We have never had a set and forget policy when it comes to managing the pandemic. As I think people have seen, everything from jobkeeper to the Covid disaster payment, the support we provide to pharmacists and GPs for the vaccination program. I mean, we pay the states to deliver the vaccines, I do not know if people know that.
And we are watching those rates in hospitals, at the moment, they are performing very well. You remember, Victoria has over – had over 1,000 cases a day for some time now and their hospital system is standing up very well. The same is true here in New South Wales was not one of the advantages we have got is the time of year, unlike overseas in the northern hemisphere where they are in winter, we are in summer. That means you can meet outdoors … where you can, it’s a beautiful time of year, do it outside. But remember … wear a hat and wear sunscreen!
Still on Morrison, who is going really hard on this sunscreen analogy, partially as a way to plug that sunscreen campaign announced yesterday:
The other thing that everybody needs to do is as you say, we have good exercise common sense. It’s like wearing sunscreen and a hat.* We were talking about that yesterday with the sunscreen campaign. Wear a mask indoors in public areas, wash your hands, particularly for young people. Can I encourage you on this? Because that is where Omicron is moving most rapidly, amongst young people.
*Yeah, mate, except sunburn isn’t highly contagious.
Back to Covid: the prime minister Scott Morrison has just appeared on breakfast television rejecting Doherty Modelling which predicted up to 200,000 Covid cases per day under a “worst-case” scenario.
The modelling that has been reported is a very unlikely, extreme case scenario that assumes that nobody does anything, nobody gets boosters, there are no changes that take place, no one exercises common sense. We saw similar numbers at the start of the Covid pandemic which were never realised.
The chief medical officer and I just want to assure people that those sorts of numbers are [not] what we are expecting, they … are extreme scenarios.
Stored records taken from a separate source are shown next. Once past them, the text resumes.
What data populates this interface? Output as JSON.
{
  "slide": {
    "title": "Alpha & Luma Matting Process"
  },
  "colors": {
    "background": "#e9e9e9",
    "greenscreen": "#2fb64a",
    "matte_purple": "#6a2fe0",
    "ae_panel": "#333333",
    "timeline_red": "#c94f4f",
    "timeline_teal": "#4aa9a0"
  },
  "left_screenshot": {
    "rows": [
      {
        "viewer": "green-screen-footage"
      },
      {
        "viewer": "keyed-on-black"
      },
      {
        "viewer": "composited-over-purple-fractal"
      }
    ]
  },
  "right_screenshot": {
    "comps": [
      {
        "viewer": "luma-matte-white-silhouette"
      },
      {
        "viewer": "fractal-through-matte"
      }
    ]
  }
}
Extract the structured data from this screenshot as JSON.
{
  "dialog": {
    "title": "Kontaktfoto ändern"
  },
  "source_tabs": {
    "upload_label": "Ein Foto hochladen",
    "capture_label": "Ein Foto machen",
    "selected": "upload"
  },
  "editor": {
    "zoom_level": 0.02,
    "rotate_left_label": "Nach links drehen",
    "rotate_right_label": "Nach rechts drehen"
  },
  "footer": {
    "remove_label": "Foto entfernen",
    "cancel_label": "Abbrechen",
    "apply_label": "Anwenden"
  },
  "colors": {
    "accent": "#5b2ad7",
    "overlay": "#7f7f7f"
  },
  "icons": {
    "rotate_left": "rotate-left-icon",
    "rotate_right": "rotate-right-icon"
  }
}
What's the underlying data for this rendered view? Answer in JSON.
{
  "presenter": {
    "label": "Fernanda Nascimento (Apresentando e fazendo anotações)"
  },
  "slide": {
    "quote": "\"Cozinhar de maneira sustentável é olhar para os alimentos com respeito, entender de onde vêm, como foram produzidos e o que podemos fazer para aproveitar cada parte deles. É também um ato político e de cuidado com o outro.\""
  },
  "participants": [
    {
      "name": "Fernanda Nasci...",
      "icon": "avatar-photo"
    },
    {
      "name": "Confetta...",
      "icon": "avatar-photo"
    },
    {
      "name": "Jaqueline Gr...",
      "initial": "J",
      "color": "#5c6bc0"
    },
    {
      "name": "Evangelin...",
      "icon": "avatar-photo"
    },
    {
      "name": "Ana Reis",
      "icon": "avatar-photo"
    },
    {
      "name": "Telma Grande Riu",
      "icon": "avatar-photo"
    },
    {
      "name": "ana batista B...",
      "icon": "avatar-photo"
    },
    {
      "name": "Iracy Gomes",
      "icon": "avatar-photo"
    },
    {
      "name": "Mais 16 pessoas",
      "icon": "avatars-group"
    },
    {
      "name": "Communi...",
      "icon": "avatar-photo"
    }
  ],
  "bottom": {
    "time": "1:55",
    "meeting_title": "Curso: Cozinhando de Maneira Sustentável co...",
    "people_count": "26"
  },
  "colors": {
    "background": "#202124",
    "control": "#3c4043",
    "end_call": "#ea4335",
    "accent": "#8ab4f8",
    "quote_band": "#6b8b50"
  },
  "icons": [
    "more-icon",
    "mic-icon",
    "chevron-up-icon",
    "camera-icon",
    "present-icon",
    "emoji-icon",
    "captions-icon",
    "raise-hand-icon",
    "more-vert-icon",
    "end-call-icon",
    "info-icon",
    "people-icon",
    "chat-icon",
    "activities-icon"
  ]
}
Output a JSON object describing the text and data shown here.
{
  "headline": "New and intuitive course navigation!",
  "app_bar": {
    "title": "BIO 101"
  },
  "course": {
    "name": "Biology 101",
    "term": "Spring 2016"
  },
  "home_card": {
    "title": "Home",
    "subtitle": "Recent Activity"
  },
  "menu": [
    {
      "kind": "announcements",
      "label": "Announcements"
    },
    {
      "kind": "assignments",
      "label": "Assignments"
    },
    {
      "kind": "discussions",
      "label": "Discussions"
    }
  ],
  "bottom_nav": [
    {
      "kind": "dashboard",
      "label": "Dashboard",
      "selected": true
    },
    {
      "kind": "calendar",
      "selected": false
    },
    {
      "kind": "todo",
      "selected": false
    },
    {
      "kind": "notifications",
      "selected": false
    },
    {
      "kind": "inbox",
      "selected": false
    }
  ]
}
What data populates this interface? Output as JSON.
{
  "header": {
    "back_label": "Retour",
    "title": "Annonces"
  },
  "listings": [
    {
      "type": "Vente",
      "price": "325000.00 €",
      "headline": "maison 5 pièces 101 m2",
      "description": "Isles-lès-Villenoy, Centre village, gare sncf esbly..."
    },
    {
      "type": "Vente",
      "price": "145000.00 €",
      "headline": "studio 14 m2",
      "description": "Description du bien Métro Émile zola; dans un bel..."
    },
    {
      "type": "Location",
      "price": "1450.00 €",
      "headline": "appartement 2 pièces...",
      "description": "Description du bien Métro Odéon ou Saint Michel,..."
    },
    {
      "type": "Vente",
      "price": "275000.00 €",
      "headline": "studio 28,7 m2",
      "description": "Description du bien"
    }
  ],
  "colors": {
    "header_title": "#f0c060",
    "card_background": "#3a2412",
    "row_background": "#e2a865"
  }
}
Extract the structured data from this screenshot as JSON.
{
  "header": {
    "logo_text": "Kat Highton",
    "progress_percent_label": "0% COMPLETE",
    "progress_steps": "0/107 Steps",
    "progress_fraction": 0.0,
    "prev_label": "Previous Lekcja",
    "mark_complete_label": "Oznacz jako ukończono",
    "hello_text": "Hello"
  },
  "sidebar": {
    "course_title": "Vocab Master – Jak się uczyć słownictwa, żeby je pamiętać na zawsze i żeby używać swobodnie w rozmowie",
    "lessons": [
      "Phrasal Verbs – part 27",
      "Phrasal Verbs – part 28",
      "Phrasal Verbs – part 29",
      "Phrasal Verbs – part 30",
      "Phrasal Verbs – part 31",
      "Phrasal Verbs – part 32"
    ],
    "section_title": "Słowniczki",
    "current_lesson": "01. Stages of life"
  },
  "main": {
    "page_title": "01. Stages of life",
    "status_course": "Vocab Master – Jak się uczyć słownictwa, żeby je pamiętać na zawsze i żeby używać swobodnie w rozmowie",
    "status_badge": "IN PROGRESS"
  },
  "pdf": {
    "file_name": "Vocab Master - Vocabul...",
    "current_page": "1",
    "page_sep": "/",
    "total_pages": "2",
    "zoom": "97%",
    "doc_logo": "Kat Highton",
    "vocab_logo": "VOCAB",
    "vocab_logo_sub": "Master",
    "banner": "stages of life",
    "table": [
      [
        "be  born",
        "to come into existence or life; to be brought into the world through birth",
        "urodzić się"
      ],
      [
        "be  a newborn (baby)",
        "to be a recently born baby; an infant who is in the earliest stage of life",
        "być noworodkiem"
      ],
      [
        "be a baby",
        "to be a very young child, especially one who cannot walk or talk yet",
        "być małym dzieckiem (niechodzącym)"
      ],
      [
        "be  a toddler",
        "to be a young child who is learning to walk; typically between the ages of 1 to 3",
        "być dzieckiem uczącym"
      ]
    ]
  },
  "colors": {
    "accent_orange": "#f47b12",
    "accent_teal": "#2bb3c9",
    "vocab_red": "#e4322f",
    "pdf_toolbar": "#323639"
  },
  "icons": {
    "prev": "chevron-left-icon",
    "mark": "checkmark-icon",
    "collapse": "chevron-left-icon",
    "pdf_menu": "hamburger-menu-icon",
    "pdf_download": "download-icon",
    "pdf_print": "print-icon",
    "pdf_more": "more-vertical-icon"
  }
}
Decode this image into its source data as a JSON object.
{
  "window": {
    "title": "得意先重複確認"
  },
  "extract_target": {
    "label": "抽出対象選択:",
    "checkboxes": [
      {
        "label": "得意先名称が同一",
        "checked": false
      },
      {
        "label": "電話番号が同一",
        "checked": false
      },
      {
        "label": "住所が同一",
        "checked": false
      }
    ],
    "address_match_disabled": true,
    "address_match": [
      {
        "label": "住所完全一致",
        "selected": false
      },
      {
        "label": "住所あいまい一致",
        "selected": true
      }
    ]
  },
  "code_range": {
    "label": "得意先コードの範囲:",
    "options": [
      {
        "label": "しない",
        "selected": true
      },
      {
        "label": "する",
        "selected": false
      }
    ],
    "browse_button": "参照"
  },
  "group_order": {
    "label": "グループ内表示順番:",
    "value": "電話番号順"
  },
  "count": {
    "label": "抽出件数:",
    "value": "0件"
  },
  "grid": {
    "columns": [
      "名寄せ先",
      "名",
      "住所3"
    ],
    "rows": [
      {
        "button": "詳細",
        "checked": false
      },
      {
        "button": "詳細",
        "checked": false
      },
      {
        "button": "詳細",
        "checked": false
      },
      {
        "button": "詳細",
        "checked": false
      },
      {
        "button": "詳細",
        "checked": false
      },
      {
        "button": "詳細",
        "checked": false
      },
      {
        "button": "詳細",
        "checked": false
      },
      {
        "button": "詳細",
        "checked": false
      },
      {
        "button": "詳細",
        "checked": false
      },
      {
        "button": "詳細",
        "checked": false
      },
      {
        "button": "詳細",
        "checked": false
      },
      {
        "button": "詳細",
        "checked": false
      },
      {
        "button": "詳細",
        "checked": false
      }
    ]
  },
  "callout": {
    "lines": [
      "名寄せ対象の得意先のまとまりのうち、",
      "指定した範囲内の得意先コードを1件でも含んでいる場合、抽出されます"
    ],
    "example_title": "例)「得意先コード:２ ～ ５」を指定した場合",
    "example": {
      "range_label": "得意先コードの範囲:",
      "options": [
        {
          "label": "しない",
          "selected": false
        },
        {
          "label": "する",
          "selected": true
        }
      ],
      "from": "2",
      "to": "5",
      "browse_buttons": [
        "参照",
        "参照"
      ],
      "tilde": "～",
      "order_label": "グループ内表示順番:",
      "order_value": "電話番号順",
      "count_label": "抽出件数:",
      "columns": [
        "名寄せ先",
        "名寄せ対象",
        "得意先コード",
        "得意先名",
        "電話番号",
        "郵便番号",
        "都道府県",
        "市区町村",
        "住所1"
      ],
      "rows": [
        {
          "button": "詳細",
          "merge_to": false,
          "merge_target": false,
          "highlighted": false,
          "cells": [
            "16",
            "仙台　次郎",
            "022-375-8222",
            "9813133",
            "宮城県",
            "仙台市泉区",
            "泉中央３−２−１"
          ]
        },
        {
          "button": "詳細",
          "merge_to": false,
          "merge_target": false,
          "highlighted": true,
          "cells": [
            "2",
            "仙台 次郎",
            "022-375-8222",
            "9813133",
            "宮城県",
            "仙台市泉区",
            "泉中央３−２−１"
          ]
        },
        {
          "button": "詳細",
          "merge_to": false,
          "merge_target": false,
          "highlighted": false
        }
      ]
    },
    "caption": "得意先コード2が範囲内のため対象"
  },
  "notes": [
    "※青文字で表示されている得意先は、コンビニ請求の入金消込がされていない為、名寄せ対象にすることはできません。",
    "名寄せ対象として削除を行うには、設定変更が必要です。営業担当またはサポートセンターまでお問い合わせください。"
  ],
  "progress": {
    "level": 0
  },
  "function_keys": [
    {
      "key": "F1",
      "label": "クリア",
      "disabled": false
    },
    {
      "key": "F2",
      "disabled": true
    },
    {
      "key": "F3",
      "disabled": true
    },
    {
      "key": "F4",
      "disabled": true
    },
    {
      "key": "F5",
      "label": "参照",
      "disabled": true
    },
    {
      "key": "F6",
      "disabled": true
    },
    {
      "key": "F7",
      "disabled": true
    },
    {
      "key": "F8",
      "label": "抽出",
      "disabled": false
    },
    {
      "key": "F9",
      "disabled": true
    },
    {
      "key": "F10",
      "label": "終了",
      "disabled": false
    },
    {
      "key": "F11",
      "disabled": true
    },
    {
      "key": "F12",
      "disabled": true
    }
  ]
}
In non-Covid news, Daniel Hurst has an exclusive today which shows Australia’s defence department wrote to France’s Naval Group a week before the submarine contract was cancelled, acknowledging the successful completion of one requirement for moving to the next stage of the project.
The letter acknowledged that at least one of those conditions was “successfully completed” as of 8 September, and said the Australian government “has, to date, demonstrated its commitment to working collaboratively with Naval Group”:
It’s three sleeps until Christmas and I’m crossing my fingers for Santa to bring the end of Omicron and, ideally, the novel coronavirus.
Caitlin Cassidy here with you this morning to guide you through the news.
Today, it’s all about the national cabinet, which will be gathering this afternoon for an emergency meeting to discuss the issues posed by the new variant.
The prime minister Scott Morrison yesterday rejected the return to Covid lockdowns and called for the move from a “culture of mandates to a culture of responsibility”.
But it comes with New South Wales premier Dominic Perrottet under increasing pressure to reintroduce restrictions after a record 3,057 Covid cases were detected yesterday, amid rising hospital admissions.
Perrottet will today push for the interval between Covid booster shots to be brought forward, which is expected to be high up on the agenda at the national cabinet amid discussion on indoor mask use.
Australian Medical Association president Dr Omar Khorshid yesterday called for the reintroduction of some restrictions to deal with the new variant including the reintroduction of density limits and mask wearing.
The ACT is today joining Queensland and Tasmania in reinforcing indoor mask restrictions.
Meanwhile, testing lines are already starting to form as interstate travellers rush to test negative in the lead-up to Christmas.
Let’s dive in.
Source: Thanks msn.com